(my blog post, my user review on Amazon.com)


Co-opetition
 Co-Opetition : A Revolution Mindset That Combines Competition and Cooperation : The Game Theory Strategy That's Changing the Game of Business
 This book is almost 15 years old, and reading it made me feel that it could have been published scarcely last week. Yes, it does not really talk about the math of game theory nor about the intricacies of game theory, but what it does do is give you an overarching reach of game theory into every facet of business. If you were to read only 5 books on strategy, make sure this is one of them. Michael Porter's Competitive Strategy: Techniques for Analyzing Industries and Competitors and Competitive Advantage: Creating and Sustaining Superior Performance,  Clayton Christensen's The Innovator's Dilemma, and Geoffrey Moore's Crossing the Chasm: Marketing and Selling Technology Project would be other candidates for inclusion in the list of the best books on strategy.
(my blog post, my user review on Amazon.com)


The Girl with the Dragon Tattoo
 The Girl with the Dragon Tattoo
What can I say about this series that has not already been said. Well, there is a plot, the author takes time to etch each character, and the plot is gripping. A ripper of a yarn. And there are two more to follow in this trilogy.
(my blog post, my user review on Amazon.com)



At Home
 At Home: A Short History of Private Life
Writing about the evolution of the home can be a dreadfully boring task, for the author and reader alike. Not when the task is put in the hands of Bill Bryson, who makes this an absolutely fascinating, entertaining, and informative read. Difficult to believe, but you will not want to put this one down.
(my blog post, my user review on Amazon.com)


Jaya

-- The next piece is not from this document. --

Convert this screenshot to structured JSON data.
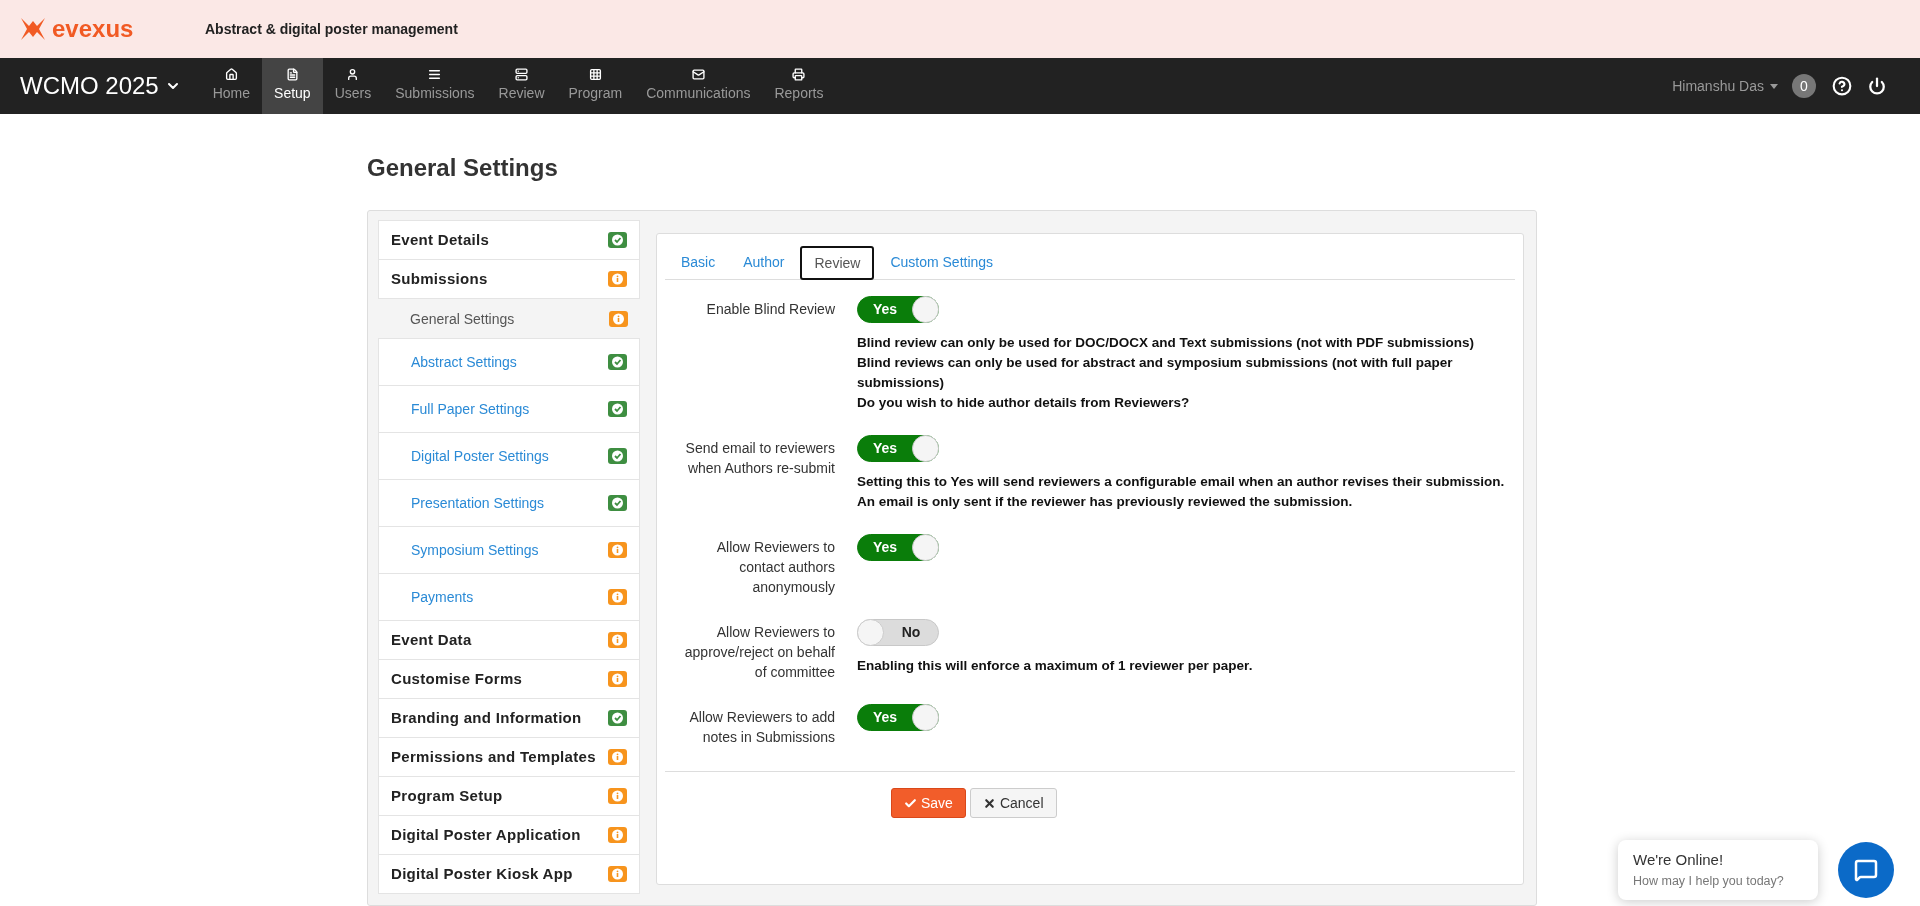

The Mahabharata is the greatest tale ever told. There are enough subtleties in it to keep anyone interested in in the epic for a lifetime, and if you are a Hindu, or more than a lifetime. Everything is connected to almost everything else. Every action has a consequence, in often unexpected ways - a truer or more profound illustration of "karma" has never been written. The author, Devdutt Pattanaik, has done a remarkable job of extracting such pearls of wisdom and presenting it to the reader in a style that reminds one of Cliff's Notes - boxed explanations of key learnings and takeaways from each episode. An unconventional presentation of the epic, but very illuminating. Another book on the Mahabharata, but with a twist, was Gurcharan Das' The Difficulty of Being Good: On the Subtle Art of Dharma (see my review here). This one is also highly recommended, but given a choice between the two, I would choose Jaya.


Myth=Mithya
 Myth = Mithya A Handbook of Hindu Mythology
 What is the significance of the five heads of Brahma. Yes, he did have five heads. Why are Jaya and Vijaya, the doorkeepers (dwaar-paal) to Narayana, depicted with fangs? Why does Siva represent the god of destruction? Why do we worship Laxmi as well as Alakshmi, but in different ways? Every question you may have had about Hindu traditions and myths is answered here.In the typical rapid-fire style of the author.
(my blog post, my user review on Amazon.com)



Flipkart.com links to the books listed above:


© 2011, Abhinav Agarwal. All rights reserved.